The increased vigilance from the regulator comes after a rise in reports that cosmetics and pharmaceuticals are some of the most commonly counterfeited products on ecommerce websites.
The DCGI also ruled that if the company discovers fake products being sold on their website, they must prevent sale of such products.
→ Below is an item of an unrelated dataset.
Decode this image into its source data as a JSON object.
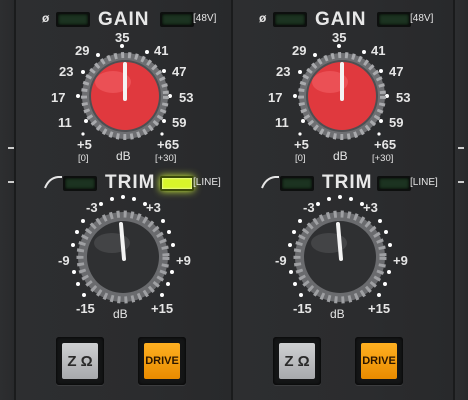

If they fail in doing so, the companies will have to face severe action including formal police complaint, the regulator warned.
According to reports, representatives of the ecommerce companies had met with DCGI on November 1. This move came in after the regulatory body had issued notices to Flipkart, Amazon and IndiaMART for selling fake cosmetics on their platform.
It had also warned the ecommerce portals that penal action will be taken if they fail to respond within 10 days.
The companies from now on, will also have to provide seller information on their websites including license number of the cosmetics seller, the importer’s name and also the validity of their license.
According to DCGI, items such as stem cell-based cosmetics, serums, skin whitening creams, glutathione injections and hyaluronic acid filler injections were some of the illegally imported products which were being sold on the ecommerce platforms.
Citing unnamed sources, a Livemint report also claimed that certain cosmetic products being sold on the platform included certain ingredients which are not allowed to be used by humans.
DCGI had also conducted raids at 30 locations in eight states.
Earlier, the Delhi high court had pointed out Amazon Seller Services and asked them to delist some sellers on its platform who were accused of selling fake products.
In order to get a better view on the sale of fakes on ecommerce platforms, LocalCircles had conducted a survey in which 35% of 27K participants said that cosmetics ordered online were most likely to be counterfeit.
The survey results also showed that nearly 19% of the respondents had received fake products from etailers in the last six months.
[The development was reported by Livemint]